- TASK BRIEF
Check every line of the entries that follow, and copy the ones containing "icon".

- INPUT RECORDS

§

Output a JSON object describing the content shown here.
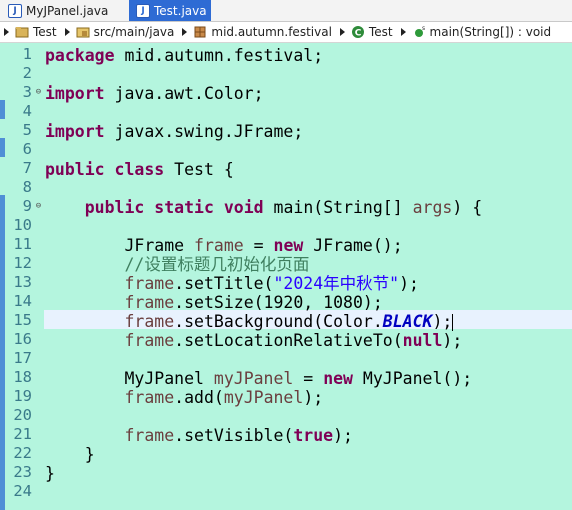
{
  "tabs": [
    {
      "label": "MyJPanel.java",
      "active": false
    },
    {
      "label": "Test.java",
      "active": true
    }
  ],
  "breadcrumb": [
    {
      "label": "Test",
      "icon": "project-icon"
    },
    {
      "label": "src/main/java",
      "icon": "source-folder-icon"
    },
    {
      "label": "mid.autumn.festival",
      "icon": "package-icon"
    },
    {
      "label": "Test",
      "icon": "class-icon"
    },
    {
      "label": "main(String[]) : void",
      "icon": "method-icon"
    }
  ],
  "line_numbers": [
    "1",
    "2",
    "3",
    "4",
    "5",
    "6",
    "7",
    "8",
    "9",
    "10",
    "11",
    "12",
    "13",
    "14",
    "15",
    "16",
    "17",
    "18",
    "19",
    "20",
    "21",
    "22",
    "23",
    "24"
  ],
  "code": {
    "l1_kw": "package",
    "l1_rest": " mid.autumn.festival;",
    "l3_kw": "import",
    "l3_rest": " java.awt.Color;",
    "l5_kw": "import",
    "l5_rest": " javax.swing.JFrame;",
    "l7_kw1": "public",
    "l7_kw2": "class",
    "l7_rest": " Test {",
    "l9_indent": "    ",
    "l9_kw1": "public",
    "l9_kw2": "static",
    "l9_kw3": "void",
    "l9_mid": " main(String[] ",
    "l9_var": "args",
    "l9_end": ") {",
    "l11_indent": "        ",
    "l11_a": "JFrame ",
    "l11_var": "frame",
    "l11_b": " = ",
    "l11_kw": "new",
    "l11_c": " JFrame();",
    "l12_indent": "        ",
    "l12_cmt": "//设置标题几初始化页面",
    "l13_indent": "        ",
    "l13_var": "frame",
    "l13_a": ".setTitle(",
    "l13_str": "\"2024年中秋节\"",
    "l13_b": ");",
    "l14_indent": "        ",
    "l14_var": "frame",
    "l14_a": ".setSize(1920, 1080);",
    "l15_indent": "        ",
    "l15_var": "frame",
    "l15_a": ".setBackground(Color.",
    "l15_stat": "BLACK",
    "l15_b": ");",
    "l16_indent": "        ",
    "l16_var": "frame",
    "l16_a": ".setLocationRelativeTo(",
    "l16_kw": "null",
    "l16_b": ");",
    "l18_indent": "        ",
    "l18_a": "MyJPanel ",
    "l18_var": "myJPanel",
    "l18_b": " = ",
    "l18_kw": "new",
    "l18_c": " MyJPanel();",
    "l19_indent": "        ",
    "l19_var": "frame",
    "l19_a": ".add(",
    "l19_var2": "myJPanel",
    "l19_b": ");",
    "l21_indent": "        ",
    "l21_var": "frame",
    "l21_a": ".setVisible(",
    "l21_kw": "true",
    "l21_b": ");",
    "l22_text": "    }",
    "l23_text": "}"
  },
  "colors": {
    "editor_bg": "#b4f5de",
    "keyword": "#7f0055",
    "string": "#2a00ff",
    "comment": "#3f7f5f",
    "active_tab": "#2e6bd4"
  }
}
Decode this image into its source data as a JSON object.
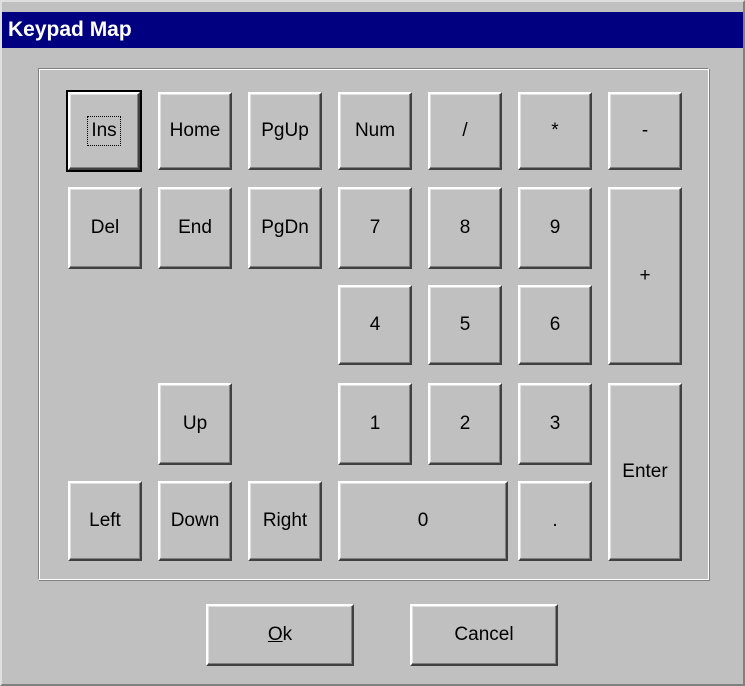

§

- RESPONSE TO THIS EXERCISE
      "icon": "project-icon"
      "icon": "source-folder-icon"
      "icon": "package-icon"
      "icon": "class-icon"
      "icon": "method-icon"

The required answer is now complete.